Chuckles and laughter.
This is when I give my students the benefit of the doubt and hope most of them weren't being too serious. Yet, for a split second, that one student was being serious. The idea that Gerda Koontz would choose to make such a sacrifice supporting her husband, for just that second, seemed completely foreign to them.
Now granted, that would've been a big sacrifice to make in any generation. Plus, it was a much different world and publishing market that she sacrificed in. Also, she must've been clairvoyant or a REALLY excellent judge of character and talent, because as we can all see, Mrs. Koontz's risky sacrifice has sorta paid off.
But that small moment made me ever more thankful for Abby and how she's put up with all the quirks that come with marriage to a writer-hopeful-wanna-be. Luckily, I've adapted to an insane early AM writing schedule, so 90 % of my necessary "alone" time comes when everyone's asleep. It's not often I have to tell her, "Sorry, babe. Gotta ditch you and the kids for two hours to finish this."
But, she's put up with the doubtlessly annoying collection of quirks that come with marriage to me. My obsession in finishing things: whether it be a final draft of Hiram Grange or a blog post, even if kiddie Armageddon is going down around me. My lamented addiction to handwriting and BIC white-out tape. That spaced-out look I get when thinking over a story and not listening to her tell me about her day. Endlessly peppering her with plot questions, sometimes as we're both falling asleep.
Staying home with the kids on my occasional Con trips, dealing with them for three days by herself while I'm having fun. Explaining to her parents when she takes the kids over to visit, "He's writing." Not complaining and paying for babysitters so I could spend seven hours a day two summers ago, writing Hiram Grange and several other shorts.

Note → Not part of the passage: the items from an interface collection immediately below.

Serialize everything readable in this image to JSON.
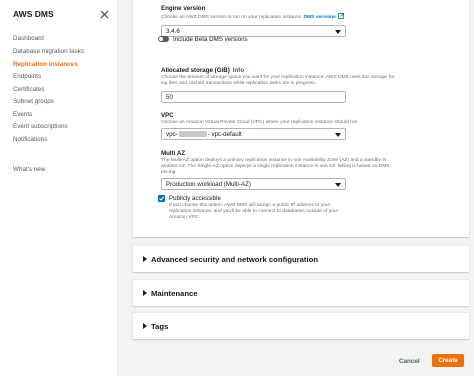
{
  "sidebar": {
    "title": "AWS DMS",
    "items": [
      {
        "label": "Dashboard",
        "active": false
      },
      {
        "label": "Database migration tasks",
        "active": false
      },
      {
        "label": "Replication instances",
        "active": true
      },
      {
        "label": "Endpoints",
        "active": false
      },
      {
        "label": "Certificates",
        "active": false
      },
      {
        "label": "Subnet groups",
        "active": false
      },
      {
        "label": "Events",
        "active": false
      },
      {
        "label": "Event subscriptions",
        "active": false
      },
      {
        "label": "Notifications",
        "active": false
      }
    ],
    "whats_new": "What's new"
  },
  "engine": {
    "label": "Engine version",
    "desc": "Choose an AWS DMS version to run on your replication instance.",
    "link": "DMS versions",
    "value": "3.4.6",
    "beta_toggle_label": "Include Beta DMS versions",
    "beta_toggle_on": false
  },
  "storage": {
    "label": "Allocated storage (GiB)",
    "info": "Info",
    "desc_line1": "Choose the amount of storage space you want for your replication instance. AWS DMS uses this storage for",
    "desc_line2": "log files and cached transactions while replication tasks are in progress.",
    "value": "50"
  },
  "vpc": {
    "label": "VPC",
    "desc": "Choose an Amazon Virtual Private Cloud (VPC) where your replication instance should run.",
    "value_prefix": "vpc-",
    "value_suffix": "- vpc-default"
  },
  "multi_az": {
    "label": "Multi AZ",
    "desc_line1": "The Multi-AZ option deploys a primary replication instance in one Availability Zone (AZ) and a standby in",
    "desc_line2": "another AZ. The Single-AZ option deploys a single replication instance in one AZ. Billing is based on DMS",
    "desc_line3": "pricing.",
    "value": "Production workload (Multi-AZ)"
  },
  "public": {
    "label": "Publicly accessible",
    "checked": true,
    "desc": "If you choose this option, AWS DMS will assign a public IP address to your replication instance, and you'll be able to connect to databases outside of your Amazon VPC."
  },
  "sections": [
    {
      "label": "Advanced security and network configuration"
    },
    {
      "label": "Maintenance"
    },
    {
      "label": "Tags"
    }
  ],
  "footer": {
    "cancel": "Cancel",
    "create": "Create"
  },
  "colors": {
    "accent": "#ec7211",
    "link": "#0073bb"
  }
}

Tolerating book-signings or bookfairs or readings that don't pan out at ALL. Knowing that, even though I occasionally write the non-fiction, slice-of-life "nice story", my realm will forever be the dark and spooky and the strange. Tolerating my absolute obsession with reading and my tempestuous Amazon.com buying habits, as well my obsessive drive to collect scrap and save cash for Con trips.
She does all this and more, probably even more than I can mention in this post or even remember. The biggest sacrifice she's ever made allowed me to stay at Borderlands Press Writers Bootcamp my first year, about which I wrote a story for this collection (I get no royalties on this, and the story's all about Abby, so I'm not self-pimping, honest).
So, my Creative Writing students - people STILL make sacrifices like that, do things like that every single day. And my wonderful wife is one of them.